The planet Venus is a ‘femme fatale’; beautiful and alluring, and yet secretive and deadly. Revered by the ancients and named by the Romans for their goddess of love and beauty, the Earth’s nearest neighbouring planet appears as a bright ‘star’ in the night sky. Venus was also known as Lucifer for its appearance as the ‘morning star’, and although the name carries devilish connotations, the name in fact refers to its brilliant light. However, the ancients who gave it this name (which is mentioned in Isaiah 14:12) were closer to the truth than they might have imagined, for Venus is a hellish place.
The planet’s atmosphere is incredibly dense and topped by a thick blanket of clouds made of white sulphuric acid that reflects three quarters of radiant sunlight. Venus is a victim of a runaway greenhouse effect. On the surface, first reached by Soviet Venera probes in the early 1970’s, the pressure is equivalent to 90 Earth atmospheres, with temperatures soaring above 850°F. Although Venus is almost twice as far from the sun as is Mercury, it is much, much hotter.
In some ways, Venus is a sister planet to Earth. They’re roughly the same size (Venus is slightly smaller), with similar gravities, densities and chemical compositions. However, in other ways, Venus is not only different from Earth, but is quite unique among all the planetary bodies in the Solar System.
The most staggering difference is that Venus rotates clockwise, meaning that the sun rises in the west and sets in the east. This doesn’t happen too often, however, as the planet’s very low speed of rotation means that each complete turn happens only once every 243 Earth days. Incredibly, this is a longer duration than the time it takes Venus to orbit the sun (225 Earth days), although, because of the retrograde rotation, the actual time between sunrises is only 117 days!
One of the great mysteries concerning Venus is the high speed rotation of its cloud cover. Hurricane force winds speed the clouds around the planet at more than 360kmh: this is sixty times faster than the rotation of the planet itself. The upper clouds also feature unusual stripes called ultraviolet absorbers, which soak up blue and ultraviolet light and keep temperatures down below at their extreme levels.
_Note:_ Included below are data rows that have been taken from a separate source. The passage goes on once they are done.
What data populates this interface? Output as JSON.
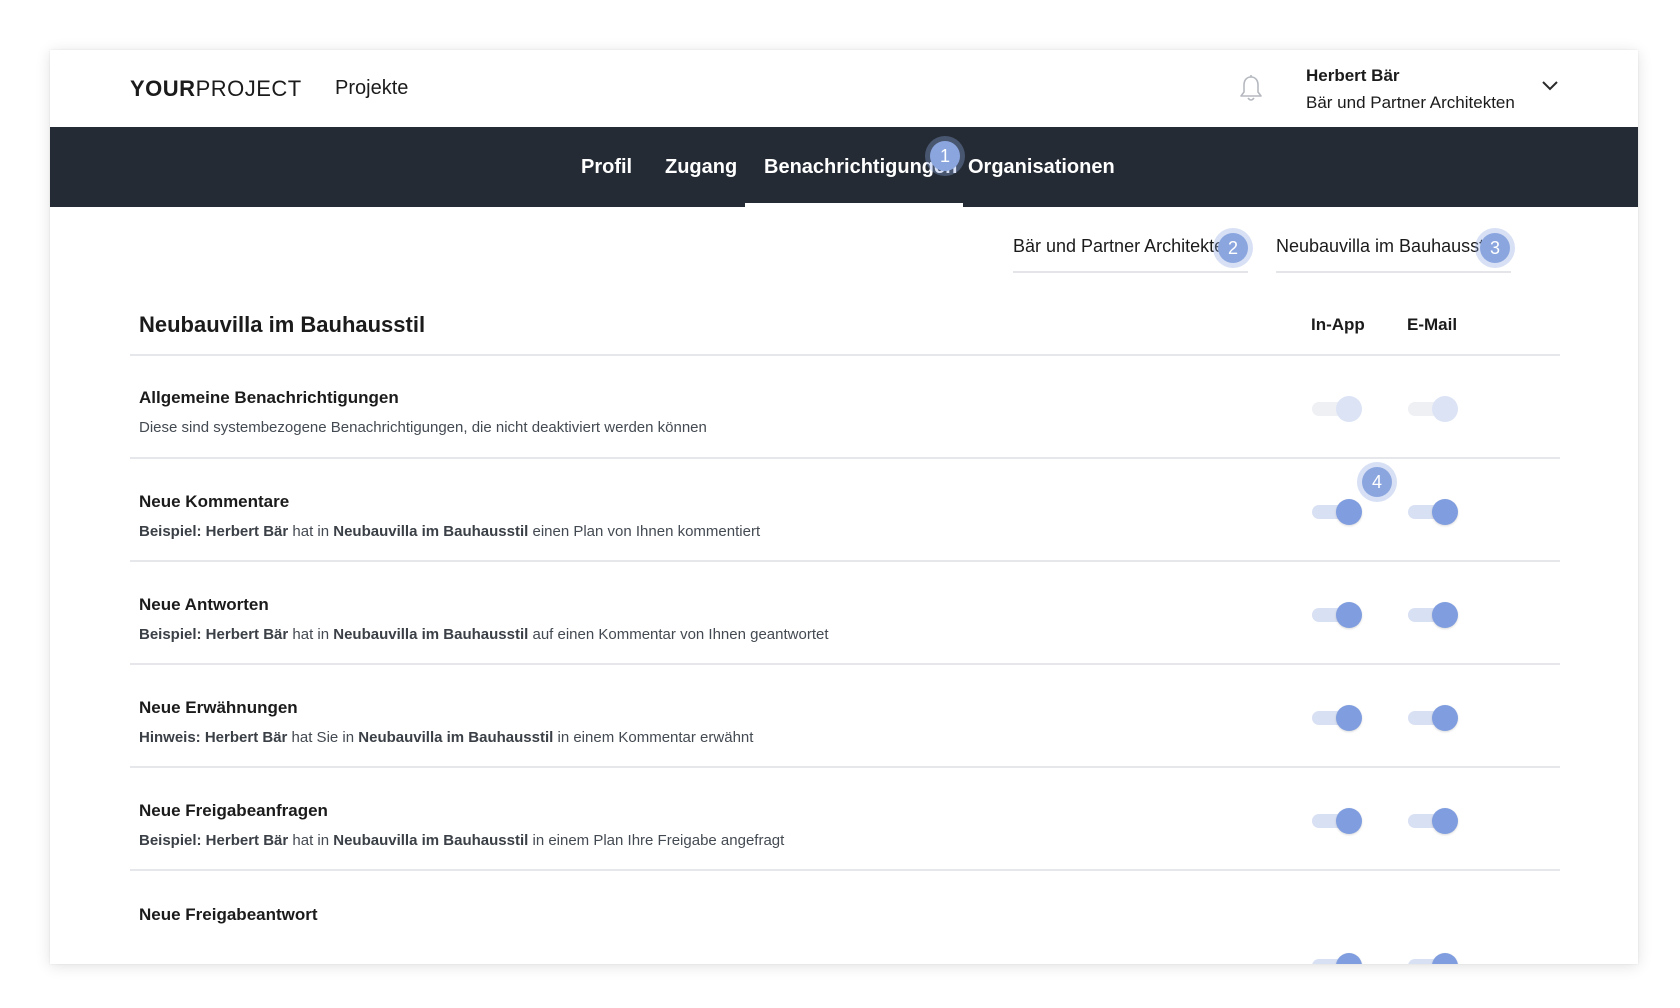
{
  "header": {
    "logo_bold": "YOUR",
    "logo_light": "PROJECT",
    "nav_projects": "Projekte",
    "user_name": "Herbert Bär",
    "user_org": "Bär und Partner Architekten"
  },
  "tabs": [
    {
      "label": "Profil"
    },
    {
      "label": "Zugang"
    },
    {
      "label": "Benachrichtigungen",
      "active": true
    },
    {
      "label": "Organisationen"
    }
  ],
  "badges": [
    "1",
    "2",
    "3",
    "4"
  ],
  "subtabs": [
    {
      "label": "Bär und Partner Architekten"
    },
    {
      "label": "Neubauvilla im Bauhausstil",
      "active": true
    }
  ],
  "section": {
    "title": "Neubauvilla im Bauhausstil",
    "col_inapp": "In-App",
    "col_email": "E-Mail"
  },
  "rows": [
    {
      "title": "Allgemeine Benachrichtigungen",
      "desc_plain": "Diese sind systembezogene Benachrichtigungen, die nicht deaktiviert werden können",
      "inapp": true,
      "email": true,
      "disabled": true
    },
    {
      "title": "Neue Kommentare",
      "d1": "Beispiel: Herbert Bär",
      "d2": " hat in ",
      "d3": "Neubauvilla im Bauhausstil",
      "d4": " einen Plan von Ihnen kommentiert",
      "inapp": true,
      "email": true
    },
    {
      "title": "Neue Antworten",
      "d1": "Beispiel: Herbert Bär",
      "d2": " hat in ",
      "d3": "Neubauvilla im Bauhausstil",
      "d4": " auf einen Kommentar von Ihnen geantwortet",
      "inapp": true,
      "email": true
    },
    {
      "title": "Neue Erwähnungen",
      "d1": "Hinweis: Herbert Bär",
      "d2": " hat Sie in ",
      "d3": "Neubauvilla im Bauhausstil",
      "d4": " in einem Kommentar erwähnt",
      "inapp": true,
      "email": true
    },
    {
      "title": "Neue Freigabeanfragen",
      "d1": "Beispiel: Herbert Bär",
      "d2": " hat in ",
      "d3": "Neubauvilla im Bauhausstil",
      "d4": " in einem Plan Ihre Freigabe angefragt",
      "inapp": true,
      "email": true
    },
    {
      "title": "Neue Freigabeantwort",
      "inapp": true,
      "email": true
    }
  ],
  "colors": {
    "tabbar_bg": "#242b35",
    "accent": "#7f9ddf",
    "badge": "#8ba6df"
  },
  "icons": [
    "bell-icon",
    "chevron-down-icon"
  ]
}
Venus also has an extremely low magnetic field (0.0000015 times that of Earth), and is, with Mercury, one of only two planets that does not have a moon.
Although it may look beautiful from an earthbound perspective, the truth about Venus is quite different, and quite special.